His Web-based TV channel started off with about 250,000 subscribers -- now grown to 300,000 -- "paying between $5 and $10 a month for access, generating annual revenues that some experts believe could eventually top $100 million."

And in keeping on with the old, Beck devoted part of a recent broadcast to resuscitating the Obama as leftist narrative by focusing on Obama's campaign slogan "Forward," which, according to Tiffany Gabbay, writing for Beck's Web site, The Blaze, "is code-speak among Marxists." Gabbay pointed out that "Beck reviewed the roots of President Obama's leftwing ideology and those who have served as his inspiration - from far-left radical Frank Marshall Davis to Bill Ayers and his father, Tom."

Beck's affinity with Christian Zionism and for Israel's right wing

One of Beck's most enduring projects is his alliance with Christian Zionists, apocalyptic End Timers, and right-wing Israelis as he goes about "supporting Israel." Last August, he hosted three controversial rallies in Israel that culminated with an event in Jerusalem called "Restoring Courage."

Beck, who often hosts guests that push various versions of the End Times on his radio programs, claims he is a friend of both Israel and the Jewish people. However, on his radio show in February of last year, he blasted Reform Judaism - a major movement among American Jews. "It's almost like Islam, radicalized Islam in a way," Beck said. "Radicalized Islam is less about religion than it is about politics. ... When you look at the Reform Judaism, it is more about politics."

Among those accompanying Beck on his Israel trip was End Times preacher Mike Evans, who is forever advocating that the U.S. take a much more muscular response to Iran, and Pastor John Hagee, founder of a multi-million dollar Texas ministry and a leading Christian Zionist.

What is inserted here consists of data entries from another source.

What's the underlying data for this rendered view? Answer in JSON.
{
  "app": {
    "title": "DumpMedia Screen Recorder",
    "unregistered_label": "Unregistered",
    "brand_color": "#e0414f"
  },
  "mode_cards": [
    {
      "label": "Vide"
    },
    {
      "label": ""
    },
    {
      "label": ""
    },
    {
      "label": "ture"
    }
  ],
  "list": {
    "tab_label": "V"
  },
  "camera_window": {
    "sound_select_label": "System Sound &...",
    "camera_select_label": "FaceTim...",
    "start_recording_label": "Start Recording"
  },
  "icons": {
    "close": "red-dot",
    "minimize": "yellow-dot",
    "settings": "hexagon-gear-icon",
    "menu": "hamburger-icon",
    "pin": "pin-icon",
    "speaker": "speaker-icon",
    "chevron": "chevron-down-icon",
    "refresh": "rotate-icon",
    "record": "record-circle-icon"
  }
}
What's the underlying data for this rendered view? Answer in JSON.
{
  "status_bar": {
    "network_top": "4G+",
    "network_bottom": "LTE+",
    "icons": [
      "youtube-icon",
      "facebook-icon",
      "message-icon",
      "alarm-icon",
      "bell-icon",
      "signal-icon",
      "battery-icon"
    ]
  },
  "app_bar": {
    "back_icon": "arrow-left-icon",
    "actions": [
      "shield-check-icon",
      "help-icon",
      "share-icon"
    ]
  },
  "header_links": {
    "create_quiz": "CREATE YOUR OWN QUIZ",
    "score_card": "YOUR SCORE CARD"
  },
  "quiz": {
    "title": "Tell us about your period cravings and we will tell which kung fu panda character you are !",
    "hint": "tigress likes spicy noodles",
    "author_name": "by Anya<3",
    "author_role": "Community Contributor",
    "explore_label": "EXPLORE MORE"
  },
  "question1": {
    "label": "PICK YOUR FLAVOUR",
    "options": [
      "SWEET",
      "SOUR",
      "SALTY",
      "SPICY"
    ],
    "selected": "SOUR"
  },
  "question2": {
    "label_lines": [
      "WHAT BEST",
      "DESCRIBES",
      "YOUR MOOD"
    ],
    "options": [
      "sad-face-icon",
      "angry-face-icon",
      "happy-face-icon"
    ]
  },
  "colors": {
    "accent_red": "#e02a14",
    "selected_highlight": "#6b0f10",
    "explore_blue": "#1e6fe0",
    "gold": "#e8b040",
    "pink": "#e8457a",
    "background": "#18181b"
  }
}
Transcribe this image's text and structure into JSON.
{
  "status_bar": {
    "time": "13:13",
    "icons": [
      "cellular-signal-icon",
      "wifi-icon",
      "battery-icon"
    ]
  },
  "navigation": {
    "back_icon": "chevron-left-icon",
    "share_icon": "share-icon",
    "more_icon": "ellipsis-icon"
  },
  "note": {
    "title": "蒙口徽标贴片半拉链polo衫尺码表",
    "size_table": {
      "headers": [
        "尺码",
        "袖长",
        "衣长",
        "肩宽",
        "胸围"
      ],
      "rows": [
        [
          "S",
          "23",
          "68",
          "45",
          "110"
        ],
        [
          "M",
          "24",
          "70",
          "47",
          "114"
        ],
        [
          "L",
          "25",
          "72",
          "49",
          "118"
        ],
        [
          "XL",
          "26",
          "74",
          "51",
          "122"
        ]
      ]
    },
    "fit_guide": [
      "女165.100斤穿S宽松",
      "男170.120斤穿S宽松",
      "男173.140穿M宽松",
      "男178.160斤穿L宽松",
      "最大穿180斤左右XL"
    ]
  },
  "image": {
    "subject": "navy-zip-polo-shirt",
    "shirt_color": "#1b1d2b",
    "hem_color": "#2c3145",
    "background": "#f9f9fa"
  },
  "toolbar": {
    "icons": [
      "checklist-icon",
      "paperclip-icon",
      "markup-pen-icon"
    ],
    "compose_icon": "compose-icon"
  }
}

Hagee was outed during the 2008 presidential campaign when a video surfaced showing him delivering sermon several years earlier that maintained God had sent Hitler to hunt the Jews, forcing them to go to Israel. The video caused Senator John McCain to repudiate Hagee's endorsement. Last July, Beck gave the keynote speech at the Washington Summit for Hagee's Christians United for Israel (CUFI).

Last year, Michelle Goldberg, a senior contributing writer for Newsweek/The Daily Beast, and the author of The New York Times bestseller Kingdom Coming: The Rise of Christian Nationalism and The Means of Reproduction: Sex, Power and the Future of the World, reported Beck was "working closely with David Barton the GOP operative and conservative revisionist historian, on the "Restoring Courage" events. Goldberg pointed out that "donations to the event are being channeled through Barton's Wallbuilders organization."

And what Beck, "a full-time pre-millennial prophet predict[or]" is holding court about these days, according to Purdom, is the coming crash, "if not the end of days, at least something like a new Dark Age, with a collapsing global financial and political system and an onslaught of Evil Forces that will require and every-man-for-himself mind-set to survive."

Purdom pointed out that "Beck's stream-of-consciousness spiels - fluid and florid and leaping from idea to idea and attack to attack with chaotic abandon - often wind up sounding like some sort of Moog mashup of American political rhetoric's greatest hits."

Conservative historian Ronald Radosh put it another way: "One of his problems is teaching as he learns something, speaking out on a subject before he fully knows different interpretations and before he has had a chance to evaluate a subject thoroughly."

Regardless of whether you consider Glenn Beck a factually challenged demagogue, a purveyor of historical myths, a panderer to fear of the Other, dismiss him as Borat without the irony, and/or appreciate his entrepreneurial savvy and envy his vast audience, he is going to be around for awhile. And for that, the millions of people who listen, watch, pay for, and absorb his assorted utterances, are grateful. And they vote.